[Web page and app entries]
= Beginning of Section =

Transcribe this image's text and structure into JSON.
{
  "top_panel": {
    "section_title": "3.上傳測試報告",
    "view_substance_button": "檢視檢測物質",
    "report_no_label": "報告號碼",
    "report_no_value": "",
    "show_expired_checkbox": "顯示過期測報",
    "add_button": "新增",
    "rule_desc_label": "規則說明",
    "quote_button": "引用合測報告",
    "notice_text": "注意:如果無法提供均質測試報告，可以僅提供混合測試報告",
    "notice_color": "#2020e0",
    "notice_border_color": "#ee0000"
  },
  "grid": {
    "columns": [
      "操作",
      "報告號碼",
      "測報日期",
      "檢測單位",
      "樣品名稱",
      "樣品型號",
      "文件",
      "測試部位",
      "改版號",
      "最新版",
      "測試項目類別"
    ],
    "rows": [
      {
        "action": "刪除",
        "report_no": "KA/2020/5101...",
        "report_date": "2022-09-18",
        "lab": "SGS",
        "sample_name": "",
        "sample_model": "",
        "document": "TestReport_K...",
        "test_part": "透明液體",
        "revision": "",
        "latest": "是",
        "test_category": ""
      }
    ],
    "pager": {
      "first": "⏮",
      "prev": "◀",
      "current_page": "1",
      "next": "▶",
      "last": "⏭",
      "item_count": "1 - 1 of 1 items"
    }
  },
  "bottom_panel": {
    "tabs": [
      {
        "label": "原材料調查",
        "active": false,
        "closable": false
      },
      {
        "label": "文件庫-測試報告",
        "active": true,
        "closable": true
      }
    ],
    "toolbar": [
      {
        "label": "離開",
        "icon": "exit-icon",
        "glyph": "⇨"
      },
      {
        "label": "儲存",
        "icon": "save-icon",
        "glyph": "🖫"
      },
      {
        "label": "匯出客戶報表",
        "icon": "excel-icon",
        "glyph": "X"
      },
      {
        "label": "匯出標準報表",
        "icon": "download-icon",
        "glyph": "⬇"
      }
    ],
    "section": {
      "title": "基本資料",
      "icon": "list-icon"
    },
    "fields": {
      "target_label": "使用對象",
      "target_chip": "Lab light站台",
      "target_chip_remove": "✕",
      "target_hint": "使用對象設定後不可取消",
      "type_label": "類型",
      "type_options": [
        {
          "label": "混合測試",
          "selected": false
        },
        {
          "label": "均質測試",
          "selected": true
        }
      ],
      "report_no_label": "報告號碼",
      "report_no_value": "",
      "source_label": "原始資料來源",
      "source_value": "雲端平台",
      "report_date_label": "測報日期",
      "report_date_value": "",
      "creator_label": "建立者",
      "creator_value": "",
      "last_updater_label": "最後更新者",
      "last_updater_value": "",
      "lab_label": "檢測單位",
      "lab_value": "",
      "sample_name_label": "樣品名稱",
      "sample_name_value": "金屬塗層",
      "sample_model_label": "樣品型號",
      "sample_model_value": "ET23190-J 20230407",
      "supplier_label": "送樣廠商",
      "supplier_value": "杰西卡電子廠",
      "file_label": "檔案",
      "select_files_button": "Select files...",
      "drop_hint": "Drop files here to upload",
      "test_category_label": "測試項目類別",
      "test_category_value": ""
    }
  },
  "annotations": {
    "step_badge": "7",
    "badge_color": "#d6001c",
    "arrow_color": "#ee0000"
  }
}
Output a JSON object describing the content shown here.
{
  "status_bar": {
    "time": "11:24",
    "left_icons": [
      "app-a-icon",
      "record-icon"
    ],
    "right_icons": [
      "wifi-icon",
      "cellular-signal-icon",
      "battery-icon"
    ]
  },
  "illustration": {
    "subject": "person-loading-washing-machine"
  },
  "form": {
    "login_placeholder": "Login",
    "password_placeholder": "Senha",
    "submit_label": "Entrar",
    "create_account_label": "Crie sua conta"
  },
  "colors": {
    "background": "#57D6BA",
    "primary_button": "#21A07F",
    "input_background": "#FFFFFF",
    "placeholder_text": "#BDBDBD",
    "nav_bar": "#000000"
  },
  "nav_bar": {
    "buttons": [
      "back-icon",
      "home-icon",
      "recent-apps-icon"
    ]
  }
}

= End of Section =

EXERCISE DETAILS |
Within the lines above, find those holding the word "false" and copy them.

EXERCISE ANSWER |
        "active": false,
        "closable": false
          "selected": false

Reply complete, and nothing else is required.